Items from an interface collection:
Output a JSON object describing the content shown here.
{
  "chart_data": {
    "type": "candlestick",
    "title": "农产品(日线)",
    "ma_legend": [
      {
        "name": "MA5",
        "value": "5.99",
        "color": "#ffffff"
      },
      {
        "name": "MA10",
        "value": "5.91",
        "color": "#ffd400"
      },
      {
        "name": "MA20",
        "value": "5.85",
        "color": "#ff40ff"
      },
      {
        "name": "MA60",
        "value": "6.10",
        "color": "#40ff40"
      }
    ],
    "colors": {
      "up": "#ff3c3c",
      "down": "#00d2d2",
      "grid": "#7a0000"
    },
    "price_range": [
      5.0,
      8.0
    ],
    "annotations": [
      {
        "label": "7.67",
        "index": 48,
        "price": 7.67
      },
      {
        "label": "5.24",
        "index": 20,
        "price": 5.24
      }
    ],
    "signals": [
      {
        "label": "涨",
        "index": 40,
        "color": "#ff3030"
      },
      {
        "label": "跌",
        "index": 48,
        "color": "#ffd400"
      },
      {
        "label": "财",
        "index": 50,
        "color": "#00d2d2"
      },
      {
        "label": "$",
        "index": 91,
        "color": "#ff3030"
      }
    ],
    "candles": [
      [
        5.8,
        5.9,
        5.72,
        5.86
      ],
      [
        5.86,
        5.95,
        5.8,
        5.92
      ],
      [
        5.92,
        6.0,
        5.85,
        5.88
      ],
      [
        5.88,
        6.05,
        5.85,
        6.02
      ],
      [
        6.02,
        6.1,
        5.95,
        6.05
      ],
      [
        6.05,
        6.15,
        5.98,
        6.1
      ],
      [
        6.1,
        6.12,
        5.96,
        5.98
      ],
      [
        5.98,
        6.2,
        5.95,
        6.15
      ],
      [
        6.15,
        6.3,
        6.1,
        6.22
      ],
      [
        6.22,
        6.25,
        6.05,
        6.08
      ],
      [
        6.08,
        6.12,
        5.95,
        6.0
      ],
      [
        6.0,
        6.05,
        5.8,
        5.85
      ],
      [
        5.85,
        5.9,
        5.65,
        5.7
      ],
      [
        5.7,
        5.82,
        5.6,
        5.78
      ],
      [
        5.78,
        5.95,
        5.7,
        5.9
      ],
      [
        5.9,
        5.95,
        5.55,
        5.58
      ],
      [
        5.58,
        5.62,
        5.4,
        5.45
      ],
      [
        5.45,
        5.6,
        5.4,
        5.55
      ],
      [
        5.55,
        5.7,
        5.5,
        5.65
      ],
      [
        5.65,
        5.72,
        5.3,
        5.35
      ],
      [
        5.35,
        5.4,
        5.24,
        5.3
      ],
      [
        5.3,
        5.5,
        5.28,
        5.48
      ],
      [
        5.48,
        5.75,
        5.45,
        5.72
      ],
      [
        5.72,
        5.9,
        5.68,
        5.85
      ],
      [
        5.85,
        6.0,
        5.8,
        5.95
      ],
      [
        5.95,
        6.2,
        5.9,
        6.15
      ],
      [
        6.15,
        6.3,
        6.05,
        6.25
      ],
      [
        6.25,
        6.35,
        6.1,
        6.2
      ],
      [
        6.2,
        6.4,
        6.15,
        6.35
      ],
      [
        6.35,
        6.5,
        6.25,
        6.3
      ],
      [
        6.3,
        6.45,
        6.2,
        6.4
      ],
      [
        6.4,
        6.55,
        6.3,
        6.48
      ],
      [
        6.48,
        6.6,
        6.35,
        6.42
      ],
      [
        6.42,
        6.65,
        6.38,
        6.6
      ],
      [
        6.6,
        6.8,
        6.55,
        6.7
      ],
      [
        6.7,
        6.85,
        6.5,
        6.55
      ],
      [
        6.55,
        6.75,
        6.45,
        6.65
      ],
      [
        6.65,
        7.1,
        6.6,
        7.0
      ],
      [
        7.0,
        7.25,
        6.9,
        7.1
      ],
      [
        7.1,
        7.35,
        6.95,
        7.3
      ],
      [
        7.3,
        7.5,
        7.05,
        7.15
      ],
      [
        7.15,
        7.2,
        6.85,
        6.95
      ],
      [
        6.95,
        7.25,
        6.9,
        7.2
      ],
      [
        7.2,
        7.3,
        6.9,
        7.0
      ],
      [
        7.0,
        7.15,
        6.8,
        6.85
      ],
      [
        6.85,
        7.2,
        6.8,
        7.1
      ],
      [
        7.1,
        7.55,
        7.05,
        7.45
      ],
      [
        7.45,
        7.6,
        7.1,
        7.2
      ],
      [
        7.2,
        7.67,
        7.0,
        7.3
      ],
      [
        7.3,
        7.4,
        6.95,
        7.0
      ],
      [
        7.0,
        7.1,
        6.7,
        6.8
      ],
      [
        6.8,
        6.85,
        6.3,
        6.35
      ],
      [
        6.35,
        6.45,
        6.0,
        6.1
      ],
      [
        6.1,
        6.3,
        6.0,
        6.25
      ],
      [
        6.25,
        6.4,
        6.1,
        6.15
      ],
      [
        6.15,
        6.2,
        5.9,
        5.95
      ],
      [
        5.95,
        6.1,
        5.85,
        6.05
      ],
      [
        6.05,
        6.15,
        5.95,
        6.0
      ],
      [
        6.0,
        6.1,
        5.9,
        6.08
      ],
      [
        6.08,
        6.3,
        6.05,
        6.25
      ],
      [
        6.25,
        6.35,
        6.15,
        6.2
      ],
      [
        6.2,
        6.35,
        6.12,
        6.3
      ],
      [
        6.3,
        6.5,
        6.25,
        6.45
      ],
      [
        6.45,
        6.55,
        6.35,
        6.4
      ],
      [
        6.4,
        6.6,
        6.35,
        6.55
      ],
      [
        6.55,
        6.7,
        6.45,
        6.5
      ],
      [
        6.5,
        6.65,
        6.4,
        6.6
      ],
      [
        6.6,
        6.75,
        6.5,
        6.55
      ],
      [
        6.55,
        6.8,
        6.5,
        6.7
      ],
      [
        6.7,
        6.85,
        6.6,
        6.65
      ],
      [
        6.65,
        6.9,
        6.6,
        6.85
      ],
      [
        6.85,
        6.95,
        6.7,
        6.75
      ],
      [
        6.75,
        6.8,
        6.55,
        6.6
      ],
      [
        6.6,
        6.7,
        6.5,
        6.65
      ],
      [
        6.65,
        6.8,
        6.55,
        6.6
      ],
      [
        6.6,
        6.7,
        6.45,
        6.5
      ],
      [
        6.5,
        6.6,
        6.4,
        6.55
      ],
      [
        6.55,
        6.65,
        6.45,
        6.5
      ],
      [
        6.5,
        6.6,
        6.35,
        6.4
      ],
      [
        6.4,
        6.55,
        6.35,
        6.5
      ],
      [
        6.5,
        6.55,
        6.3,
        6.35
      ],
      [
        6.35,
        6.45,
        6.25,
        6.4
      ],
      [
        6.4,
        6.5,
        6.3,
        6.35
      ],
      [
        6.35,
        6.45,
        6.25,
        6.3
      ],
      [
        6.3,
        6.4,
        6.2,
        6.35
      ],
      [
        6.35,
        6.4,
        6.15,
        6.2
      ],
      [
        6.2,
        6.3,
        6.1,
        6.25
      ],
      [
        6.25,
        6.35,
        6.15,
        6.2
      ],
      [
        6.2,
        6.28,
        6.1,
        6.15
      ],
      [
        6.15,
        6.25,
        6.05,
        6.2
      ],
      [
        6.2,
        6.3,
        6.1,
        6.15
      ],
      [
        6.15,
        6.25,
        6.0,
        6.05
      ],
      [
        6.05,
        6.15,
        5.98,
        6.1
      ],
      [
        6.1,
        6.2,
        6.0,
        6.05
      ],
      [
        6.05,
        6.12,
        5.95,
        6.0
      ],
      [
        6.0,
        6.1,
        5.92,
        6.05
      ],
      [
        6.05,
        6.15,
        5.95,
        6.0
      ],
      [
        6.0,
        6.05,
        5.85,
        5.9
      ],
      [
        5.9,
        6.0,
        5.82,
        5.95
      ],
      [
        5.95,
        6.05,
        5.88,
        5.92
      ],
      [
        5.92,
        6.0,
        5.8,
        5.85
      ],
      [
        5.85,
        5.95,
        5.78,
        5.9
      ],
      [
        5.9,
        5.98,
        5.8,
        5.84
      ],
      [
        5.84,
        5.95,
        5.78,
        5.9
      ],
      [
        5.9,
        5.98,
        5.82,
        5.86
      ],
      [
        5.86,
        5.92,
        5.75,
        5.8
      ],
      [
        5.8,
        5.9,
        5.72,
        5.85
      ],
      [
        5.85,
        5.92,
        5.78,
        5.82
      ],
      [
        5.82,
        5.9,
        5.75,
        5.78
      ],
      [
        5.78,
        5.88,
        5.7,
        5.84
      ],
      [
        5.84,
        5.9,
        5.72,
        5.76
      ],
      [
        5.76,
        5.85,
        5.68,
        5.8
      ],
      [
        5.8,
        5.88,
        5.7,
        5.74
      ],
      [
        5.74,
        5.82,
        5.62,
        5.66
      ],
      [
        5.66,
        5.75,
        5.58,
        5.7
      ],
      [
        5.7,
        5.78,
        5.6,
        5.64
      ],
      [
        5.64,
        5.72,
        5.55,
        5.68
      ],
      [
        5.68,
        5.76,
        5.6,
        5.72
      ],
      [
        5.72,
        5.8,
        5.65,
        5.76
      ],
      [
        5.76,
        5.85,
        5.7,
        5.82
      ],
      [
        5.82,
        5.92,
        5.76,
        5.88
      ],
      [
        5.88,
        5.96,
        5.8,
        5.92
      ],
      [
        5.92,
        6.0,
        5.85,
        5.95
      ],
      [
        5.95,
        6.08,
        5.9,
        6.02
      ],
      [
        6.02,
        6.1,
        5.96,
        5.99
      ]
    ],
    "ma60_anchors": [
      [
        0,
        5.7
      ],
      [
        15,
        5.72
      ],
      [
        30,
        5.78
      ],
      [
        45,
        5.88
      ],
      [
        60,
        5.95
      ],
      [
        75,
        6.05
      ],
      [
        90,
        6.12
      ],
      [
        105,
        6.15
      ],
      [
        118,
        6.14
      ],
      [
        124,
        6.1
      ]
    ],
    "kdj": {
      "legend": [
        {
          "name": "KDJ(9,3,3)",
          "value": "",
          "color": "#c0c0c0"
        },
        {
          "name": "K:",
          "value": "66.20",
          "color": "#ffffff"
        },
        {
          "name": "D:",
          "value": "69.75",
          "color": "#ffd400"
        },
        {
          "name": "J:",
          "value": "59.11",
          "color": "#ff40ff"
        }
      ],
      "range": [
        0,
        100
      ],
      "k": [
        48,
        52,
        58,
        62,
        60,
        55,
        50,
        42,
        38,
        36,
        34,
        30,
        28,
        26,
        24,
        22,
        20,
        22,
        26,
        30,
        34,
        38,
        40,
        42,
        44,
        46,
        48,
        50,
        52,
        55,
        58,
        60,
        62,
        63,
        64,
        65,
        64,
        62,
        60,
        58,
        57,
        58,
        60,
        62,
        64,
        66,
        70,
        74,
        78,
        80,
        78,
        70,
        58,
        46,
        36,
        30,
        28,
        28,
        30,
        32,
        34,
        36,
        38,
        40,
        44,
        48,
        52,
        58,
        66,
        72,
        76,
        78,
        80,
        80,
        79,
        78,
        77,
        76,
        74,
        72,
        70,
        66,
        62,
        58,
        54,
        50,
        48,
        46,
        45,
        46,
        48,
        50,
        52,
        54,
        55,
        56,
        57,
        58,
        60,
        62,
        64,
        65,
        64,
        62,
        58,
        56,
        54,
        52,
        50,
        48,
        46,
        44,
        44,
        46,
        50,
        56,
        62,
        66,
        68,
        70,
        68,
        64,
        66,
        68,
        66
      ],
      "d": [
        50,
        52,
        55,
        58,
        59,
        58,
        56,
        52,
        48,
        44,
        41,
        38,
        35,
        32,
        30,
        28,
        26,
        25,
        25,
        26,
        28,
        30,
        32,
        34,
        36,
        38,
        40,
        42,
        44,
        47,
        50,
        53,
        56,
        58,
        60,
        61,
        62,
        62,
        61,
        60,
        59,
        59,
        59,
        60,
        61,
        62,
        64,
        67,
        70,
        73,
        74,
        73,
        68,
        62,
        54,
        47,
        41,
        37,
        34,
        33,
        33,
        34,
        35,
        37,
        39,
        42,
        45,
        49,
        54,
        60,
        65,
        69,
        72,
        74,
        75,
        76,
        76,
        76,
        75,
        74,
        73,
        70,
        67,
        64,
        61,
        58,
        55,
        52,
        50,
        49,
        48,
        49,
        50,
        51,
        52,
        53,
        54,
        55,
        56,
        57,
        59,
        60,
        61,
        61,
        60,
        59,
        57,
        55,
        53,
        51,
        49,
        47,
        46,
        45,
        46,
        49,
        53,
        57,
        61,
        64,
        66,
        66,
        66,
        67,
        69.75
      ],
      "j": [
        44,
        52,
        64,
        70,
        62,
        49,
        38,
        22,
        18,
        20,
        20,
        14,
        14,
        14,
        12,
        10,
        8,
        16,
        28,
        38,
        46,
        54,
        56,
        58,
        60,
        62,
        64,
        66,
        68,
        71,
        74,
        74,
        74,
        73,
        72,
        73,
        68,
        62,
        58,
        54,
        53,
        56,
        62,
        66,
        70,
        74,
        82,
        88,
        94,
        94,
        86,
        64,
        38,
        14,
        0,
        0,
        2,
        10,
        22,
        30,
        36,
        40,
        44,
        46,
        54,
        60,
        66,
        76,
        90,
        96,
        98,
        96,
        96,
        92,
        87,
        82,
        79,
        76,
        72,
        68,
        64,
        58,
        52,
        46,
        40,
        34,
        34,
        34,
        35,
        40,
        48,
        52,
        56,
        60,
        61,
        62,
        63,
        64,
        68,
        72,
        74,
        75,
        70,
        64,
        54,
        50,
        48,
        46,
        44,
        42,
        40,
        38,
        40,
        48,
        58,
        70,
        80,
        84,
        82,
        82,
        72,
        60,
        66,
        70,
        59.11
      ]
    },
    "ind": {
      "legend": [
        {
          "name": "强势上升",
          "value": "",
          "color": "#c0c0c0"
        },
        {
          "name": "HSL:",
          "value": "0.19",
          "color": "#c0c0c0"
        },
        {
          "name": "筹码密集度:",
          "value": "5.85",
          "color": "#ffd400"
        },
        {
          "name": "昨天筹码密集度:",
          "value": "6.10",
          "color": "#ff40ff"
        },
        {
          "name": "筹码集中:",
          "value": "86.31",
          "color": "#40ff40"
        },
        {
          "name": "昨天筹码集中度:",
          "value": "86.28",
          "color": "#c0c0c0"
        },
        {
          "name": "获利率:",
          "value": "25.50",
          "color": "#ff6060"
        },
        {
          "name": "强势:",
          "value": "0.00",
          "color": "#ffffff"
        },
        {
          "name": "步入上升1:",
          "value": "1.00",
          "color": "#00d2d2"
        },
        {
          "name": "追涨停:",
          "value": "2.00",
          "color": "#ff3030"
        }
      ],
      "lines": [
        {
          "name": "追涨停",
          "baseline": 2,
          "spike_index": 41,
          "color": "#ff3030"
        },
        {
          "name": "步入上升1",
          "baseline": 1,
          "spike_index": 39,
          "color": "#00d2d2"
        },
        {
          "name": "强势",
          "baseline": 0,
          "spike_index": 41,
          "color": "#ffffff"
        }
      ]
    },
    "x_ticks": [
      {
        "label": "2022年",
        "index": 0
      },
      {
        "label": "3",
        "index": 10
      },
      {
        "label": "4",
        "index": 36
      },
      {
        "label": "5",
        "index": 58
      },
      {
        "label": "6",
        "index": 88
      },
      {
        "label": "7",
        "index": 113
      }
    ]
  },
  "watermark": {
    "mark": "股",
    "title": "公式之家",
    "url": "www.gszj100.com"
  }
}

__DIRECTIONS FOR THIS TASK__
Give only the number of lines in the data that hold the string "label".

__FINAL ANSWER__
12